CHARITIES across the borough are beginning this weekend to get to grips with the enormous task they face over  coming months to help alleviate the worst effects of the Corona Virus on Camden’s communities.

The Camden Irish Centre, based in Camden Square since 1955, has longed played a leading role in Camden’s Anglo-Irish community.

A cultural and social meeting point for generations, its staff and volunteers are well placed to know who is in most need of their help.

On Friday afternoon, centre trustee Mike O’Connor was making his first of what will be regular food drops for the foreseeable future to centre users.

He picked up a number of grocery bags from the offices of the Irish Elderly Advice Network – a long established charity which operates from inside an office at the Irish Centre – and took them across Camden, Islington, Haringey and Hackney.

He said everyone involved with the charity had thrown themselves into the relief effort – but as the task ahead becomes clearer, he wanted to see more help from central government.

“The government’s strategy so far has been about mitigating the effects on business,” he said. “Now it has to switch attention to aid providers. Charities can do a large amount. We have to mobilise this resource. There is an army of millions of volunteers out there – and at the moment it feels like there is a gap in the strategy. They have been laying out how they will support business, and now we want to see them support the charities.”

“Organisations like ours should be and can be at the heart of responding to this crisis. I don’t feel I have seen enough yet.”

Adding to the size of their task, the centre has had to cancel lucrative events that pay for their usual outreach and charity work.

St Patricks Day parties, due to take place earlier this week, were cancelled – knocking a seizable hole in projected income.
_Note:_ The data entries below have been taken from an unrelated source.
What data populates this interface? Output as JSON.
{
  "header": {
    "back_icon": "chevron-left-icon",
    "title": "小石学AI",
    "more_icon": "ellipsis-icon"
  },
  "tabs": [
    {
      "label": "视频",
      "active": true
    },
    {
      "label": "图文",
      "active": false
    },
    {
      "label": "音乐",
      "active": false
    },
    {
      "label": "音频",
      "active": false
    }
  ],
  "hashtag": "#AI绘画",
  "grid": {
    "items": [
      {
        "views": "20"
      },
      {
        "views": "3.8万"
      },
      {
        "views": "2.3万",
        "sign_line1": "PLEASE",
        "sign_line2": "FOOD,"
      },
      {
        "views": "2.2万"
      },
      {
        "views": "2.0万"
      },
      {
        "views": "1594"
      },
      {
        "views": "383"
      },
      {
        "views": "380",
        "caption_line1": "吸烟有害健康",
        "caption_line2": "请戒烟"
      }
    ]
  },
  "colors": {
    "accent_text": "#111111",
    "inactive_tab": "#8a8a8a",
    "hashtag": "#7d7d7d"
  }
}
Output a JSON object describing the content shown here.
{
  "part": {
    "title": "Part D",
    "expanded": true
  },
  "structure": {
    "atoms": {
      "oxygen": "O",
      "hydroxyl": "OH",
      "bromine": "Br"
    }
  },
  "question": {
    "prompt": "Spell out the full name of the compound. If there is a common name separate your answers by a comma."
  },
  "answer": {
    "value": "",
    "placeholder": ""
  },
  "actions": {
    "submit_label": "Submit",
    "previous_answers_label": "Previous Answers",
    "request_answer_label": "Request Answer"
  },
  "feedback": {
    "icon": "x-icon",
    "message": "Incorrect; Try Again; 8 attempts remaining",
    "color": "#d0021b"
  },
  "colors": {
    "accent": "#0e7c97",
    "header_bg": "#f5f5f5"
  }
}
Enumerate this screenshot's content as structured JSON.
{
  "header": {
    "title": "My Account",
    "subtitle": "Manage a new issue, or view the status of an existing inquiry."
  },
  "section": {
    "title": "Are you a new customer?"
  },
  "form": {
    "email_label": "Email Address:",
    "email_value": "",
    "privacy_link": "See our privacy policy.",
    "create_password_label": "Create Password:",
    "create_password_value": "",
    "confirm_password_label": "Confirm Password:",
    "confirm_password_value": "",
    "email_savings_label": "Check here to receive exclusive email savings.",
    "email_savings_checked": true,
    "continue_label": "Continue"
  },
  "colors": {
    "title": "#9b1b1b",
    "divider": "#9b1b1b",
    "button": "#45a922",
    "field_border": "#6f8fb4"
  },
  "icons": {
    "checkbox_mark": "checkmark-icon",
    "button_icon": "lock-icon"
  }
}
One Direction’s Niall Horan was due to host a sold out benefit night in a fortnight’s time; thist too has fallen victim to the coronavirus spread, costing the centre of somewhere near £100,000 in donations.

Added to this drastic financial situation, which has developed with such frightening rapidity, the centre finds itself with increased costs to cover.

Chief executive Ellen Ryan, who has been in the role for five weeks, told the New Journal how despite the challenges the centre faced, its aid programme had already started.

She said: “We are doing our first food drops for the very vulnerable and the very elderly.  The packets contain milk, bread, sugar, and some other basic provisions. We are doing our best to respond to this crisis and doing this by provisioning basic needs, so the food packaging, next week we aim to get 45 hot meals out on Monday, Wednesday and Friday to older people who live at home, and the following week we’ll start taking some library books out. At the back end my staff can’t deliver advice face to face so they are all on the telephone instead.”

Online and telephone contact is playing a role. They are offering a befriending service through their website, making sure the absence of usual, every day social contact isn’t missed too much.

Ms Ryan added: “People who are on their own, perhaps lonely – we are calling them a couple of times a day to keep in touch with them. That’s the first stages of our intervention now and we hope to build on this.”

Ms Ryan added that the centre had been supported by everyone regardless of their means, from larger sums to people popping envelopes through the door with £2 in them.

She said: “We have put out an appeal and we are really grateful for the money we have got so far. We want to be  able to give some one a hot meal once or twice a week and we can’t do that with out peoples support.”



Share this story

Post a comment